Librarians speak about giving access to their collections. Because this is beyond the "private sphere", lawyers interpret it as communication.

Communication rights, as with reproduction rights, belongs to authors, interpreters and producers. A communication right is also an exclusive right which has to be given or sold explicitly. Explicitly means that communication has to be specified according to the kind of use, the place and the duration. It's also sometimes necessary to reproduce documents in order to provide access to them regardless of any conservation consideration. So, BnF digitises sound and video documents in order to make them available on our library terminals via an Intranet. We also need to download CD-roms on a server for the same reason.


There are two main ways in which we add to our collections: by legal deposit and by acquisitions.

Legal deposit was established in France in 1938 for phonograms, 1975 for videograms and composite documents, 1992 for electronic documents, radio and TV, and will be extended to web sites in the second half of 2004. The missions of institutions in charge of legal deposit documents are collecting, cataloguing, conserving, and giving access to the documents. By a law, soon to be voted in the French Parliament, reproduction and representation rights will be given to these institutions so that they can carry out their missions of conserving and giving access. But access is restricted to individual and research usage on the premises of the institution in charge of the legal deposit. These exceptions to author and neighbouring rights will be an adaptation by French Law of the European Directive.

Acquisitions, either gratis or subject to payment, require an authorisation for communication. For some documents, we also need an authorisation for reproduction, when the reproduction is a sine qua non condition in order to conserve and make it available to the public. Such rights can be acquired in two ways: globally when a collecting society exists, title by title when it does not. In the latter case each library or a purchasing outfit or a consortium will contract. The proper procedure depends on the kind of rights holder. The simplest situation is when the rights holder is represented by a global collecting society. This is the case for authors, composers and publishers of music, represented by SACEM, whether they are French or foreign. The more complicated situation is when the rights holder is not known: an unidentified author, or an unidentified rights holder of a dead author. Between those two situations, we take a risk: when a collecting society does not represent all the rights holders to sign a global contract with this society could be risky (e.g. interpreters); when the representative of several rights holders does not represent them for sure (e.g. producers). To simplify, there are 'super-collecting societies'(guichets uniques) federating several kinds of rights holders for certain types of use. To acquire audiovisual we have to use an adapted process for each kind of document, in order to settle as many legal questions as possible.
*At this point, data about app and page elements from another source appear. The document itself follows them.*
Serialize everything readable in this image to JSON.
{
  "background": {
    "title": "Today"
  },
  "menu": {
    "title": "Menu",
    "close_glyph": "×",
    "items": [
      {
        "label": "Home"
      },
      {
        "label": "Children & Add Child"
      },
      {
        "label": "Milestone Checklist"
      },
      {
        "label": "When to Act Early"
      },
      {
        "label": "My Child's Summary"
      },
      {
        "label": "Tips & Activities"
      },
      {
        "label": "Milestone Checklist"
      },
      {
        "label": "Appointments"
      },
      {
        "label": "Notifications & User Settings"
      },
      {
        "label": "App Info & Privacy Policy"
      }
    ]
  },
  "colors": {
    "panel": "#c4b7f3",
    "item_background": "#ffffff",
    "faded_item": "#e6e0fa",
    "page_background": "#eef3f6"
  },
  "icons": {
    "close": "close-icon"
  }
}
The digital era has not changed the nature of legal issues but has highlighted them. I will conclude with the following observations: The quality of a digital reproduction is very good, and can be reproduced and maintained far more effectively than former analogue reproduction. A digital reproduction will never be the original document in its editorial form but it can really be the content of the document. Libraries have always made their collections available to the public outside their premises but in a restricted way: reproductions for publications, for public or private use, settling the rights for each use. Now, with Internet, dissemination of collections has become urgent, as an evolution of the social mission of the library. Legal and economic global solutions are indeed necessary so that libraries are not excluded from the digital explosion.
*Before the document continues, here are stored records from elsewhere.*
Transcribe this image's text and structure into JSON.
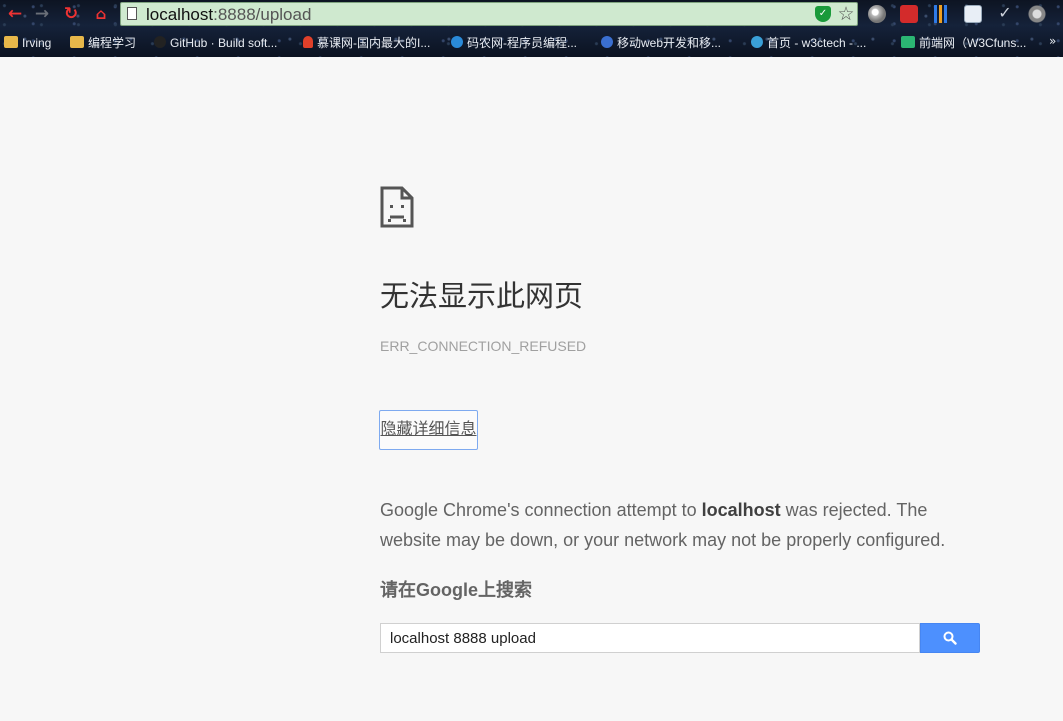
{
  "browser": {
    "address_bar": {
      "host": "localhost",
      "path": ":8888/upload"
    },
    "icons": {
      "back": "back-arrow-icon",
      "forward": "forward-arrow-icon",
      "reload": "reload-icon",
      "home": "home-icon",
      "shield": "shield-icon",
      "star": "bookmark-star-icon"
    },
    "bookmarks": [
      {
        "label": "Irving",
        "icon": "folder-icon"
      },
      {
        "label": "编程学习",
        "icon": "folder-icon"
      },
      {
        "label": "GitHub · Build soft...",
        "icon": "github-icon"
      },
      {
        "label": "慕课网-国内最大的I...",
        "icon": "imooc-icon"
      },
      {
        "label": "码农网-程序员编程...",
        "icon": "codeceo-icon"
      },
      {
        "label": "移动web开发和移...",
        "icon": "mobile-web-icon"
      },
      {
        "label": "首页 - w3ctech - ...",
        "icon": "w3ctech-icon"
      },
      {
        "label": "前端网（W3Cfuns...",
        "icon": "w3cfuns-icon"
      }
    ],
    "bookmarks_more": "»"
  },
  "error_page": {
    "title": "无法显示此网页",
    "error_code": "ERR_CONNECTION_REFUSED",
    "details_button_label": "隐藏详细信息",
    "description_prefix": "Google Chrome's connection attempt to ",
    "description_host": "localhost",
    "description_suffix": " was rejected. The website may be down, or your network may not be properly configured.",
    "search_heading": "请在Google上搜索",
    "search_value": "localhost 8888 upload"
  },
  "colors": {
    "page_background": "#f7f7f7",
    "omnibox_background": "#cfe9cf",
    "search_button": "#4d90fe",
    "details_border": "#7eaaf0"
  }
}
Bibliothèque nationale de France.

Centre National de la Cinématographe.

Institut national de l'Audiovisuel.



[1] Producer and interpreter rights are "neighbouring rights".

LIBER Quarterly, Volume 14 (2004), No. 3/4